But that’s boring!

You just spent the last three days re-figuring out how to coordinate the yearly all-hands conference. You had to get the correct invitations out across all localities, with the correct speakers in the correct slots, different people attending the right meetings for them, people matched to relevant table topics for the opening luncheon… It’s complex and complicated.
You know you have done this before, too long ago to remember all the detail.

If you are honest with yourself, you know you will have to figure it all out again next time, or even worse: someone else needs to figure it out from scratch. You know the right thing to do would be to document the steps. But, really? That’s just so boring. And besides, it’s time to get on with other things you’ve been ignoring for these three days.

What tasks do you avoid because you find them boring?

  • Tracking your hours or the spending towards budgets.
  • Submitting receipts and expenses.
  • Creating follow up reports for meetings.
  • Planning a meeting properly: creating an agenda, thinking through who needs to be there or not, getting the right people in the room.
  • Updating stakeholders.
  • Documenting tasks that are seldom done.

These things take time and for many of us, they are not fun, interesting or motivating.

How do we get ourselves to do the things we know are right but are just not fun?

First, you need to understand different motivators. Most of us are driven by our emotional motivators – the promise of dopamine for doing something interesting, novel, exciting or even challenging. A little “good stress” and adrenaline of needing to meet a deadline.

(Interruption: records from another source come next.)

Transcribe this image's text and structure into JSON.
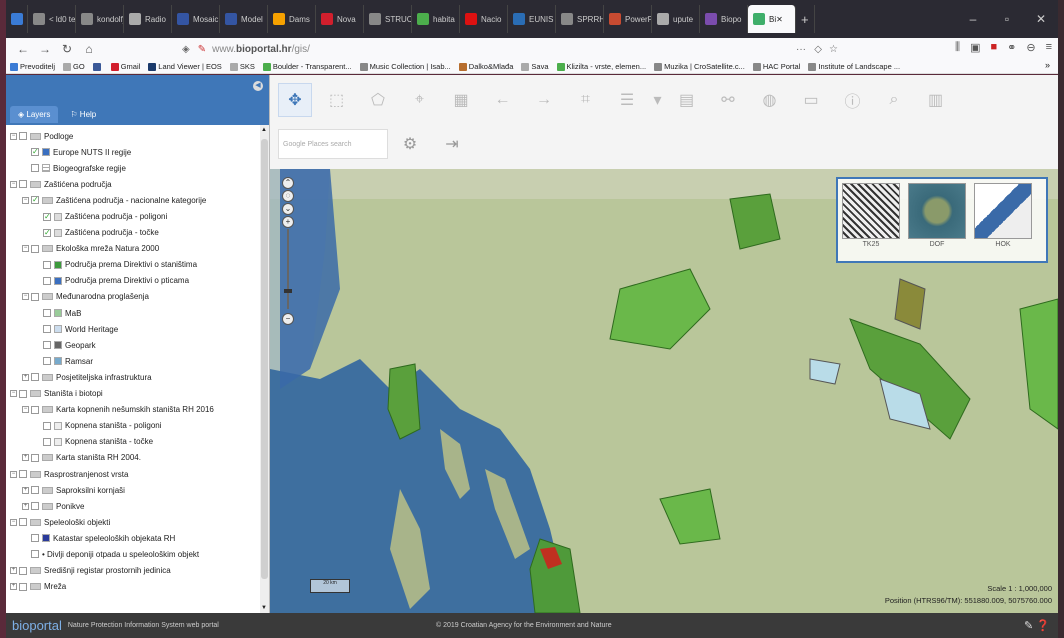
{
  "browser": {
    "tabs": [
      {
        "label": "",
        "color": "#3a7bd5"
      },
      {
        "label": "< ld0 teils",
        "color": "#888"
      },
      {
        "label": "kondolf_5",
        "color": "#888"
      },
      {
        "label": "Radio",
        "color": "#aaa"
      },
      {
        "label": "Mosaic",
        "color": "#3455a3"
      },
      {
        "label": "Model",
        "color": "#3455a3"
      },
      {
        "label": "Dams",
        "color": "#f6a100"
      },
      {
        "label": "Nova",
        "color": "#d21f2d"
      },
      {
        "label": "STRUCNE",
        "color": "#888"
      },
      {
        "label": "habita",
        "color": "#4cae4c"
      },
      {
        "label": "Nacio",
        "color": "#d11"
      },
      {
        "label": "EUNIS",
        "color": "#2a6db5"
      },
      {
        "label": "SPRRH_e-I",
        "color": "#888"
      },
      {
        "label": "PowerPo",
        "color": "#c84b31"
      },
      {
        "label": "upute",
        "color": "#aaa"
      },
      {
        "label": "Biopo",
        "color": "#7b4cae"
      },
      {
        "label": "Bi",
        "color": "#3fae6a",
        "active": true
      }
    ],
    "new_tab": "+",
    "url_prefix": "www.",
    "url_host": "bioportal.hr",
    "url_path": "/gis/",
    "bookmarks": [
      {
        "label": "Prevoditelj",
        "color": "#3a7bd5"
      },
      {
        "label": "GO",
        "color": "#aaa"
      },
      {
        "label": "",
        "color": "#3b5998"
      },
      {
        "label": "Gmail",
        "color": "#d21f2d"
      },
      {
        "label": "Land Viewer | EOS",
        "color": "#1b3a6b"
      },
      {
        "label": "SKS",
        "color": "#aaa"
      },
      {
        "label": "Boulder - Transparent...",
        "color": "#4cae4c"
      },
      {
        "label": "Music Collection | Isab...",
        "color": "#888"
      },
      {
        "label": "Dalko&Mlađa",
        "color": "#b76e2e"
      },
      {
        "label": "Sava",
        "color": "#aaa"
      },
      {
        "label": "Klizilta - vrste, elemen...",
        "color": "#4cae4c"
      },
      {
        "label": "Muzika | CroSatellite.c...",
        "color": "#888"
      },
      {
        "label": "HAC Portal",
        "color": "#888"
      },
      {
        "label": "Institute of Landscape ...",
        "color": "#888"
      }
    ]
  },
  "sidebar": {
    "tab_layers": "Layers",
    "tab_help": "Help",
    "tree": [
      {
        "level": 0,
        "exp": "−",
        "label": "Podloge",
        "checked": false,
        "sym": "folder"
      },
      {
        "level": 1,
        "label": "Europe NUTS II regije",
        "checked": true,
        "sym": "#3a6fc0"
      },
      {
        "level": 1,
        "label": "Biogeografske regije",
        "checked": false,
        "sym": "stripe"
      },
      {
        "level": 0,
        "exp": "−",
        "label": "Zaštićena područja",
        "checked": false,
        "sym": "folder"
      },
      {
        "level": 1,
        "exp": "−",
        "label": "Zaštićena područja - nacionalne kategorije",
        "checked": true,
        "sym": "folder"
      },
      {
        "level": 2,
        "label": "Zaštićena područja - poligoni",
        "checked": true,
        "sym": "#ddd"
      },
      {
        "level": 2,
        "label": "Zaštićena područja - točke",
        "checked": true,
        "sym": "#ddd"
      },
      {
        "level": 1,
        "exp": "−",
        "label": "Ekološka mreža Natura 2000",
        "checked": false,
        "sym": "folder"
      },
      {
        "level": 2,
        "label": "Područja prema Direktivi o staništima",
        "checked": false,
        "sym": "#3c9a3c"
      },
      {
        "level": 2,
        "label": "Područja prema Direktivi o pticama",
        "checked": false,
        "sym": "#3a6fc0"
      },
      {
        "level": 1,
        "exp": "−",
        "label": "Međunarodna proglašenja",
        "checked": false,
        "sym": "folder"
      },
      {
        "level": 2,
        "label": "MaB",
        "checked": false,
        "sym": "#9c9"
      },
      {
        "level": 2,
        "label": "World Heritage",
        "checked": false,
        "sym": "#cde"
      },
      {
        "level": 2,
        "label": "Geopark",
        "checked": false,
        "sym": "#666"
      },
      {
        "level": 2,
        "label": "Ramsar",
        "checked": false,
        "sym": "#7ac"
      },
      {
        "level": 1,
        "exp": "+",
        "label": "Posjetiteljska infrastruktura",
        "checked": false,
        "sym": "folder"
      },
      {
        "level": 0,
        "exp": "−",
        "label": "Staništa i biotopi",
        "checked": false,
        "sym": "folder"
      },
      {
        "level": 1,
        "exp": "−",
        "label": "Karta kopnenih nešumskih staništa RH 2016",
        "checked": false,
        "sym": "folder"
      },
      {
        "level": 2,
        "label": "Kopnena staništa - poligoni",
        "checked": false,
        "sym": "#eee"
      },
      {
        "level": 2,
        "label": "Kopnena staništa - točke",
        "checked": false,
        "sym": "#eee"
      },
      {
        "level": 1,
        "exp": "+",
        "label": "Karta staništa RH 2004.",
        "checked": false,
        "sym": "folder"
      },
      {
        "level": 0,
        "exp": "−",
        "label": "Rasprostranjenost vrsta",
        "checked": false,
        "sym": "folder"
      },
      {
        "level": 1,
        "exp": "+",
        "label": "Saproksilni kornjaši",
        "checked": false,
        "sym": "folder"
      },
      {
        "level": 1,
        "exp": "+",
        "label": "Ponikve",
        "checked": false,
        "sym": "folder"
      },
      {
        "level": 0,
        "exp": "−",
        "label": "Speleološki objekti",
        "checked": false,
        "sym": "folder"
      },
      {
        "level": 1,
        "label": "Katastar speleoloških objekata RH",
        "checked": false,
        "sym": "#2a3a9a"
      },
      {
        "level": 1,
        "label": "• Divlji deponiji otpada u speleološkim objekt",
        "checked": false,
        "sym": "none"
      },
      {
        "level": 0,
        "exp": "+",
        "label": "Središnji registar prostornih jedinica",
        "checked": false,
        "sym": "folder"
      },
      {
        "level": 0,
        "exp": "+",
        "label": "Mreža",
        "checked": false,
        "sym": "folder"
      }
    ]
  },
  "toolbar": {
    "icons": [
      {
        "name": "pan-tool-icon",
        "glyph": "✥",
        "active": true
      },
      {
        "name": "select-tool-icon",
        "glyph": "⬚"
      },
      {
        "name": "measure-area-icon",
        "glyph": "⬠"
      },
      {
        "name": "measure-coord-icon",
        "glyph": "⌖"
      },
      {
        "name": "zoom-extent-icon",
        "glyph": "▦"
      },
      {
        "name": "back-arrow-icon",
        "glyph": "←"
      },
      {
        "name": "forward-arrow-icon",
        "glyph": "→"
      },
      {
        "name": "identify-icon",
        "glyph": "⌗"
      },
      {
        "name": "layer-list-icon",
        "glyph": "☰"
      },
      {
        "name": "dropdown-icon",
        "glyph": "▾"
      },
      {
        "name": "document-icon",
        "glyph": "▤"
      },
      {
        "name": "link-icon",
        "glyph": "⚯"
      },
      {
        "name": "globe-icon",
        "glyph": "◍"
      },
      {
        "name": "print-icon",
        "glyph": "▭"
      },
      {
        "name": "info-icon",
        "glyph": "ⓘ"
      },
      {
        "name": "search-icon",
        "glyph": "⌕"
      },
      {
        "name": "report-icon",
        "glyph": "▥"
      }
    ],
    "search_placeholder": "Google Places search",
    "settings_glyph": "⚙",
    "export_glyph": "⇥"
  },
  "map": {
    "basemaps": [
      "TK25",
      "DOF",
      "HOK"
    ],
    "scale_bar_text": "20 km",
    "scale_text": "Scale 1 : 1,000,000",
    "position_text": "Position (HTRS96/TM):  551880.009, 5075760.000"
  },
  "footer": {
    "brand": "bioportal",
    "tagline": "Nature Protection Information System web portal",
    "copyright": "© 2019 Croatian Agency for the Environment and Nature"
  }
}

But to do those mundane tasks?  There isn’t a promise of much dopamine – other than perhaps a bit of relief as we check that off our list. There probably isn’t much fear or stress involved either: you could possibly get away with not doing it, so the repercussions are low.
Nope, it’s not about exciting motivators. It’s simply about discipline. It’s your rational prefrontal cortex (PFC) that is going to get you to do these things. It’s not about the pleasure of it all – it’s about the rightness of it and choosing to do so. Using the PFC takes a lot of energy and focus, which is one reason we avoid these things. But if we choose to, we CAN tap into this part of the brain and get these mundane things done. And if we do it often enough, they will become habits and much less effortful.


  • Do these tasks when you are fresh; when your brain is topped up.
  • Do a bit at a time.
  • Tell yourself, “let’s just get this done”
  • Focus until it’s done; don’t slot it alongside two other things you are multi-tasking through.
  • If you are on a roll with it, try doing another little bit, then rejoice in the satisfaction of getting that bit further than you had initially planned.
  • Give yourself some kind of treat when finished – even something simple like a walk outside or a nice cup of tea.

For more understanding on the dynamics of the emotional driven brain and the PFC as well as how to keep your PFC topped up and available for mundane tasks – and other more exciting ones too – check out Rewired to Relate.

Rewired to Relate

Rewired to Relate

Rewired to Relate goes straight to the heart of the matter: it reveals how the emotional brain drives most of our behaviour according to its needs and whims. The programme will teach you how to manage these impulses and to choose the impact you want to have on others.

find out more